* Description of the task *
Only the lines that hold "offcanvas" should be in the answer, each copied from the data below.

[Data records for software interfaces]
----------------
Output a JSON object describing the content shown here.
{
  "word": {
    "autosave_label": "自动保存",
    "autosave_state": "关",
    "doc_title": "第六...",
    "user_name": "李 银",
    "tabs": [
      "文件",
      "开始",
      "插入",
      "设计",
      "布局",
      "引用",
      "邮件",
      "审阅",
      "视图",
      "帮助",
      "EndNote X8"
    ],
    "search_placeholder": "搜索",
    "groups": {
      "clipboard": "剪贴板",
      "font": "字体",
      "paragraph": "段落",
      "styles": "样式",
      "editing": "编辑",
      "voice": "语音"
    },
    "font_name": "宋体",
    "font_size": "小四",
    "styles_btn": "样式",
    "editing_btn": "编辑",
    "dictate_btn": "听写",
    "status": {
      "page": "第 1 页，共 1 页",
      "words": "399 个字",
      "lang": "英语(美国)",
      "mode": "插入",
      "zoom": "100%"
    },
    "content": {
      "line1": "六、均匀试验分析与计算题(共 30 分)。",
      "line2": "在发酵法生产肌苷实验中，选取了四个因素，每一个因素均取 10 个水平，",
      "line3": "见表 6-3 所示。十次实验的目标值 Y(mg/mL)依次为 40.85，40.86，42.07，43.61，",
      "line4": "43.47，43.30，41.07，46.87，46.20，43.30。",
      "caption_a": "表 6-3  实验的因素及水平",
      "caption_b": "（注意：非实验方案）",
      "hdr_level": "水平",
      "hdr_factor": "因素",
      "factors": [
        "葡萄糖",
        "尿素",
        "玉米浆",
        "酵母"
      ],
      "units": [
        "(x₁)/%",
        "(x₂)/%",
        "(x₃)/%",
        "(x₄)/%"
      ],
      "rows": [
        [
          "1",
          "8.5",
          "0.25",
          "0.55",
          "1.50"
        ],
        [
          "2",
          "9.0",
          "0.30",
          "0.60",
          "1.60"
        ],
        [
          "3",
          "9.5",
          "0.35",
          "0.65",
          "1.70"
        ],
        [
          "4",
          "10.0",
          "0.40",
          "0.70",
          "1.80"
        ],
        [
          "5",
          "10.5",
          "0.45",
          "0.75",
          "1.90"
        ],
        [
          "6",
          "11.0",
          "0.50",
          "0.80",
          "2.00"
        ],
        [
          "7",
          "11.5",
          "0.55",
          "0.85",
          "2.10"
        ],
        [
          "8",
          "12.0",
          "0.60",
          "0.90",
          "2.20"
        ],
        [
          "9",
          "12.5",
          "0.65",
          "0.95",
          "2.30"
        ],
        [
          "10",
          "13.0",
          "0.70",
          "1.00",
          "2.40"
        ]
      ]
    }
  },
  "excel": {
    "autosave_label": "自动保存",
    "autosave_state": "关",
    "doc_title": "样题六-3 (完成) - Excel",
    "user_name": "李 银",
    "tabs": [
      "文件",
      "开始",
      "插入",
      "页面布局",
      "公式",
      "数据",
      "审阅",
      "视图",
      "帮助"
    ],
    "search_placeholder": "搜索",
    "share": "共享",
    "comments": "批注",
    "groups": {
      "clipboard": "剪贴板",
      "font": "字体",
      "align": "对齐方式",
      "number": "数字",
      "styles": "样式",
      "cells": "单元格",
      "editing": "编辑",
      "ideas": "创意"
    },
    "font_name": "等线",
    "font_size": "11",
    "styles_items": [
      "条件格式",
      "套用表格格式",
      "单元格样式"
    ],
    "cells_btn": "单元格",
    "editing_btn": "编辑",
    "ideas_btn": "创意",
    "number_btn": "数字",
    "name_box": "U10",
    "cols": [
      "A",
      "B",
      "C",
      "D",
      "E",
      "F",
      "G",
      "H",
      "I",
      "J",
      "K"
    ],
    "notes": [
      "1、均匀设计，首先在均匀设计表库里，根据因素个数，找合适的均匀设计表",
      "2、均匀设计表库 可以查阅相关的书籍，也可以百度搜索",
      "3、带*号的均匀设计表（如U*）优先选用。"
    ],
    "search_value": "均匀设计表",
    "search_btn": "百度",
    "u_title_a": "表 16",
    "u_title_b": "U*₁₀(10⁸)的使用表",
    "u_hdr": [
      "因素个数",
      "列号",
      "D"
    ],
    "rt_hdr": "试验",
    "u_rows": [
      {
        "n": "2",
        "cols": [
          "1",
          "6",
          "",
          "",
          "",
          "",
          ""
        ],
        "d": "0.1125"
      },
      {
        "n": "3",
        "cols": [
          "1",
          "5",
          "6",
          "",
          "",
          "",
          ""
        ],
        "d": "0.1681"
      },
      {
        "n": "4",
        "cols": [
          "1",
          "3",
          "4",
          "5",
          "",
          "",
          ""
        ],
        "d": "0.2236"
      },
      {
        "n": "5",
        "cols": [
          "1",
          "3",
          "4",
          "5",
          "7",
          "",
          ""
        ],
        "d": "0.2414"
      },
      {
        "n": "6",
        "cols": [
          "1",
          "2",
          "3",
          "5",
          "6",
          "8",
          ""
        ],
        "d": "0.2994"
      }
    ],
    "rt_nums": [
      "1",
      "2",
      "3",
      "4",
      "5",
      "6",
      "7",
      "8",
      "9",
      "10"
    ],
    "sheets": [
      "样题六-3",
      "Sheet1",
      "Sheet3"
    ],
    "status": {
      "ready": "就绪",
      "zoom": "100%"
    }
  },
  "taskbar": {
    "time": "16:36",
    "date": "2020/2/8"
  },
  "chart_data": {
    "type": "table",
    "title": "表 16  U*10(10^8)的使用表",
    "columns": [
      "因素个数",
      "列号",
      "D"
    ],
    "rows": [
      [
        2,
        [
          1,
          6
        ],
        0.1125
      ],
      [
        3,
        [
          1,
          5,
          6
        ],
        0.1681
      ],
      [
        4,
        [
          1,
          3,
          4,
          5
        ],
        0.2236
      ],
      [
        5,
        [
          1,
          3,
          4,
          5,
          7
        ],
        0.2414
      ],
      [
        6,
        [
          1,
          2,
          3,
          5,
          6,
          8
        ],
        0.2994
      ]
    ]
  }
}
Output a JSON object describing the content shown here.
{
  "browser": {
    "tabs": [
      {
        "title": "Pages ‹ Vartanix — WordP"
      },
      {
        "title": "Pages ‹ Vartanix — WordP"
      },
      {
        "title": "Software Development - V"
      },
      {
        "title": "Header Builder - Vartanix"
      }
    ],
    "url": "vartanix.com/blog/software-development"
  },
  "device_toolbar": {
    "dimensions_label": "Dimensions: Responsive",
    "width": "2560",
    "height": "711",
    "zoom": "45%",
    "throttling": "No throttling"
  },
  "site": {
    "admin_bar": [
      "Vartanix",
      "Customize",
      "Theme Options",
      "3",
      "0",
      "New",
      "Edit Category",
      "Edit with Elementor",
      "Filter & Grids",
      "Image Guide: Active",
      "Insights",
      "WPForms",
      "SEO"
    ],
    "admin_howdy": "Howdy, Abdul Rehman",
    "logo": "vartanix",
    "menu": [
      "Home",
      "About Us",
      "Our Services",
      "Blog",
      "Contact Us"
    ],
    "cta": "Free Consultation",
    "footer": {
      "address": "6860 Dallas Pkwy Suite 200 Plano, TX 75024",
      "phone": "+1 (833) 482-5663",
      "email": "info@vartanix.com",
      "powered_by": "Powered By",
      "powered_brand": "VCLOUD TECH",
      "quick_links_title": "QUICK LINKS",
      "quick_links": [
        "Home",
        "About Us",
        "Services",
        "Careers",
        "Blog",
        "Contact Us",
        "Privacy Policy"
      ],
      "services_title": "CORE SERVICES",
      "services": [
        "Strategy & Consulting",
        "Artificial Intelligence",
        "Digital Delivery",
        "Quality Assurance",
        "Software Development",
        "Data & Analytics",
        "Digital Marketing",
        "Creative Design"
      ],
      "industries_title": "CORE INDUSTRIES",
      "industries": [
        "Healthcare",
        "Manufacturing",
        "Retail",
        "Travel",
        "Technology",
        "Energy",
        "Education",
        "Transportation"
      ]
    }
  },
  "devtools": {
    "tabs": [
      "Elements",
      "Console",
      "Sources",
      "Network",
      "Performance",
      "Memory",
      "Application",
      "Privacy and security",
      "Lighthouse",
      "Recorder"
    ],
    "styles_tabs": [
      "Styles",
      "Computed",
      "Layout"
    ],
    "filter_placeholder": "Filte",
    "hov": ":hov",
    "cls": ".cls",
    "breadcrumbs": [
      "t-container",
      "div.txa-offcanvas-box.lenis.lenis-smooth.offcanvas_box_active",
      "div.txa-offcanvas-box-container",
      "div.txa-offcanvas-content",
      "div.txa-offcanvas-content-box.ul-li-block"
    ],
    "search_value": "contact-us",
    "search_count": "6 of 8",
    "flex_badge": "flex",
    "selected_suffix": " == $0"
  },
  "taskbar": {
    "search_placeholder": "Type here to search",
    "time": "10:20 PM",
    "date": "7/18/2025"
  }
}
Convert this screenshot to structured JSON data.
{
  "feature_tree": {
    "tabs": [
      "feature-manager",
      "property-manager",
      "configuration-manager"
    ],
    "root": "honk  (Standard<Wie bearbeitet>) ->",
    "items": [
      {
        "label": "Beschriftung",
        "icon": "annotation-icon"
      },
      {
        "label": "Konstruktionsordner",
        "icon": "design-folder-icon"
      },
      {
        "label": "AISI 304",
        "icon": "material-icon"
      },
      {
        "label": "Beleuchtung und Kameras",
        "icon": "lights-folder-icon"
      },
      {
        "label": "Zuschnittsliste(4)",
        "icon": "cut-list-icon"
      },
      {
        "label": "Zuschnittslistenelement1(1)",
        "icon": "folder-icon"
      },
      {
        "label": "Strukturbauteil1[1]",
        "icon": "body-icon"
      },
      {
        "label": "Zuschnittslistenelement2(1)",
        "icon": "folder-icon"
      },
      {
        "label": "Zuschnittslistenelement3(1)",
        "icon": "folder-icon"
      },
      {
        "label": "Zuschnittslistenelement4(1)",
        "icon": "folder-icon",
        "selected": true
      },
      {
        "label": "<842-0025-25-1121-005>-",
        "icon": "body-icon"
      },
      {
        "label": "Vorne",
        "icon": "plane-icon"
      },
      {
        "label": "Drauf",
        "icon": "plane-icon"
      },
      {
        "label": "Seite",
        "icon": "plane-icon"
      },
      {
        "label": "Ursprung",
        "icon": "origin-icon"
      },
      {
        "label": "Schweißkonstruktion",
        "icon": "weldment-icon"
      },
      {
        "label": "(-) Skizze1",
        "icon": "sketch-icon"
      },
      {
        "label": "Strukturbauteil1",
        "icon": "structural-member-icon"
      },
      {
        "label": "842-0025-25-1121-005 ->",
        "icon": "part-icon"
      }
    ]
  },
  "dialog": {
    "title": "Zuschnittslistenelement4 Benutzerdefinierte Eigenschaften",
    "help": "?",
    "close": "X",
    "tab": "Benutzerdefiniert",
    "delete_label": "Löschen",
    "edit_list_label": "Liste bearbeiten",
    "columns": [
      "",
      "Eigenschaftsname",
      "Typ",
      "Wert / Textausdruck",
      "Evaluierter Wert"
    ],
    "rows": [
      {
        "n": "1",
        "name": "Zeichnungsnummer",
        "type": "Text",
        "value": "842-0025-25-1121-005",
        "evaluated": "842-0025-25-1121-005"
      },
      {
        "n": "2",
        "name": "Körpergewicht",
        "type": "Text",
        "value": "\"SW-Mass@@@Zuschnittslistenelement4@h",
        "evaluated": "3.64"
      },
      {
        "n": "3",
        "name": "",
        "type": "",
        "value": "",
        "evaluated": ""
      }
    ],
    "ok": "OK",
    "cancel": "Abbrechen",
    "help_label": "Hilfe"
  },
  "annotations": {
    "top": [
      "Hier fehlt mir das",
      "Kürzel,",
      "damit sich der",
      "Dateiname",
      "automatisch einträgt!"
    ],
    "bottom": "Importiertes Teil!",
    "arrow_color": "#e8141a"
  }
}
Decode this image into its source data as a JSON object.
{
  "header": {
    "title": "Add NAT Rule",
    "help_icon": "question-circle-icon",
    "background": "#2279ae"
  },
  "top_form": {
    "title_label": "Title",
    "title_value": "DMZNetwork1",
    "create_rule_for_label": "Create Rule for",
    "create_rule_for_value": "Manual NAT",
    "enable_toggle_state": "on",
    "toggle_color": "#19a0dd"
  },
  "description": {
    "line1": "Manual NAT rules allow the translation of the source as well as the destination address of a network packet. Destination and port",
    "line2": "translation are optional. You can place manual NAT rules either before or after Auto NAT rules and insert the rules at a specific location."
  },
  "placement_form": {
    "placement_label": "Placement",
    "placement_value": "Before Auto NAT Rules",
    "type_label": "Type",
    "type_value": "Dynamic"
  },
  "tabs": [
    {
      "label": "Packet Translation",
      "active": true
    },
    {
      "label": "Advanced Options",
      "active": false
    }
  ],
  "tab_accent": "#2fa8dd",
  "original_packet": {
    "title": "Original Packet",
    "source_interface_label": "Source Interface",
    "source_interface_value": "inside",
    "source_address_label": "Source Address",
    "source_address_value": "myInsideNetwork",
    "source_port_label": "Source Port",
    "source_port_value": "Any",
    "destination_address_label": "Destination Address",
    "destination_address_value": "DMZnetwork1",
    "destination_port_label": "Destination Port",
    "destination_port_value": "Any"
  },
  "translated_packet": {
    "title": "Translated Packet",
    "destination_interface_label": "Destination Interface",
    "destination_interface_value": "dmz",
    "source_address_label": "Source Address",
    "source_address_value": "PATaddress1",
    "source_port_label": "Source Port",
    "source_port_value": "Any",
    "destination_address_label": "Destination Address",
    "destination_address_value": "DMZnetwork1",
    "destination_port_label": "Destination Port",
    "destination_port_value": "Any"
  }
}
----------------
* Response below *
      "div.txa-offcanvas-box.lenis.lenis-smooth.offcanvas_box_active",
      "div.txa-offcanvas-box-container",
      "div.txa-offcanvas-content",
      "div.txa-offcanvas-content-box.ul-li-block"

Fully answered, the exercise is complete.